You probably know the list of open source licenses officially approved by the OSI. Most notably I guess would be the GPL, MIT, [insert your favorite license here].
I recently ran into a project which although was open source (the creator made all source code available), was not officially open source under one of those official licenses.
It released the source, but made no promise to release the source in the future.
It allowed modification suggestions, but made no promises to accept patches and disallowed external distribution of externally-patched versions.
It allowed the use of the software in commercial or paid projects, but disallowed the sale of the software itself.
I suppose it could be called "available source" not open source as we like to think of it.
I can see why the management team of a company wouldn't want to do business with this software. They can't fork it, they can't sell it, they can't create their own version of the software and distribute it or sell it.
But would it matter to you as part of a software engineering team who's just using this software? I can still get my work done with it, I can use it in a project for which I'm paid (but I can't sell the software itself, which I'm not in the business of doing anyway), and I can make changes to the code to make it behave differently for my needs (but I can't make those modifications public), and if I do want those modifications officially made available to others, the approval is up to the project itself and they choose whether to incorporate them in an official release or not.

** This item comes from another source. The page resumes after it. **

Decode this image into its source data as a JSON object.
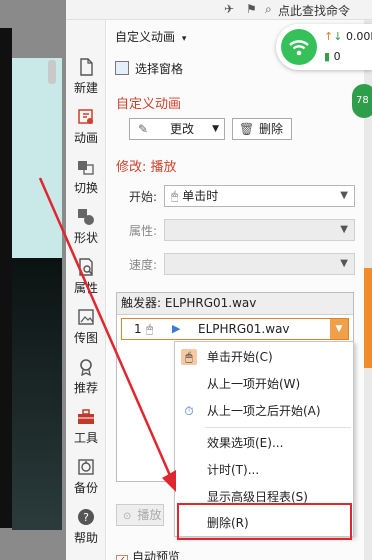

So we know that a company that wants to base its business on this "available source" software can't do that, but as someone from the software engineering team, would those differences matter to you or do they seem less relevant?
Curious what others think of this.